Newsweek Global, as the all-digital publication will be named, will be a single, worldwide edition targeted for a highly mobile, opinion-leading audience who want to learn about world events in a sophisticated context. Newsweek Global will be supported by paid subscription and will be available through e-readers for both tablet and the Web, with select content available on The Daily Beast. (via A Turn of the Page for Newsweek - The Daily Beast)
there are many reasons why the Internet Cool Kids — who have favorite sub-Reddits; Twitter followers in the four, five, and six figures; who Instagram their dinner parties, funny street graffiti, and sartorial choices; who were so into Turntable.fm for a week; who were so into Pinterest for a month; who are falling in and out of love with Facebook all the time; who go to bed and wake up holding their iPhones; and who deal with trolls on a regular basis — felt so moved by Chen’s piece. (via Why The Internet Cool Kids Think Gawker Outing Reddit’s Violentacrez Is The ‘Best Story About The Web’ This Year - Forbes)
okay this is hysterical.
(Source: suga-titss, via sexualassumptions)
Fantasea Tour 2012: Azealia Banks performing live in concert at Shepherd’s Bush Empire, London. (10-12-12)
(Source: ocean-tidal-wave, via ehrenkreuz)
Just look at that graph. On the one hand, you have all the social networks that you know. They’re about 43.5 percent of our social traffic. On the other, you have this previously unmeasured darknet that’s delivering 56.5 percent of people to individual stories. This is not a niche phenomenon! It’s more than 2.5x Facebook’s impact on the site. (via Dark Social: We Have the Whole History of the Web Wrong - Alexis C. Madrigal - The Atlantic)
Users are often unaware of the extent to which their information is available,” says Chris Conley, technology and civil-liberties attorney at the ACLU of Northern California. “And if sensitive info is released, it is often impossible to put the cat back in the bag.” Facebook executives say that they have added increasingly more privacy controls, because that encourages people to share. “It is all about making it easier to share with exactly who you want and never be surprised about who sees something,” said Chris Cox, Facebook’s vice president of product, in an interview in August 2011 as the site unveiled new privacy controls.

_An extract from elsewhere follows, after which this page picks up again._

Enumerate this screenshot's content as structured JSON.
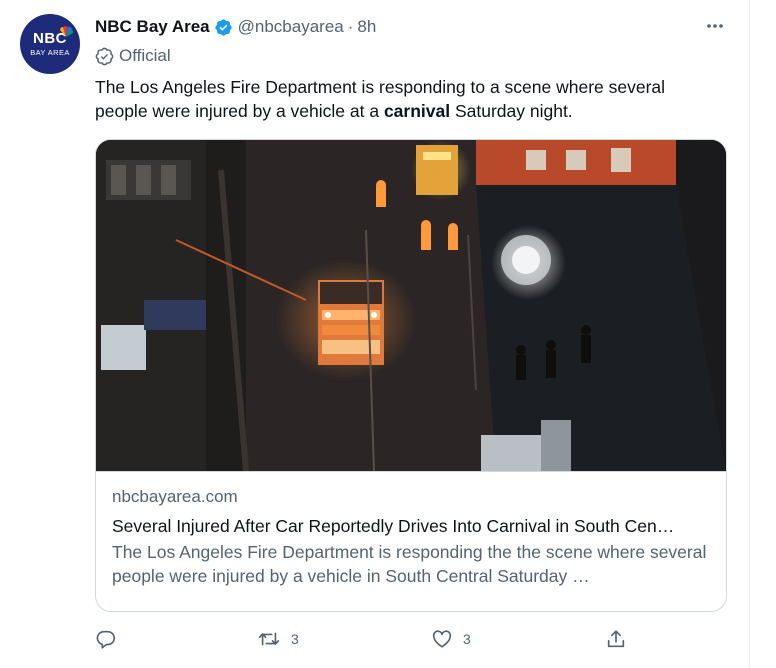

Facebook declined to make Mr. Cox available for this article. (via When the Most Personal Secrets Get Outed on Facebook - WSJ.com)
My experience in teaching web development in journalism programs for more than a decade has led me to conclude that it is much less about the former than we have been led to believe. With journalism program enrollment often in the range of 60-70 percent women, it’s common for my classes to be majority female. All of them recognize the value of technological skills — they wouldn’t be taking the class otherwise. While some enter the course a bit unsure about their computer savvy, all leave with increased confidence and an ignited interest in the role of technology in the future of media. And — in my limited experience in taking computer science courses within the university environment, and speaking with colleagues about the mission and goals of the computer science academic discipline — I have begun to recognize the unique opportunity we have in journalism to contribute to a solution for the digital divide. We can increase women’s participation in technology if we teach higher-end technology skills in a communications context — in essence, teaching tech where the girls are. At the same time, we would be reaching male students who might have tech aptitude, but for some reason were also not attracted to a computer science degree. (via Cindy Royal: Journalism schools need to get better at teaching tech where the girls are » Nieman Journalism Lab)
(via Junot Díaz — MacArthur Foundation)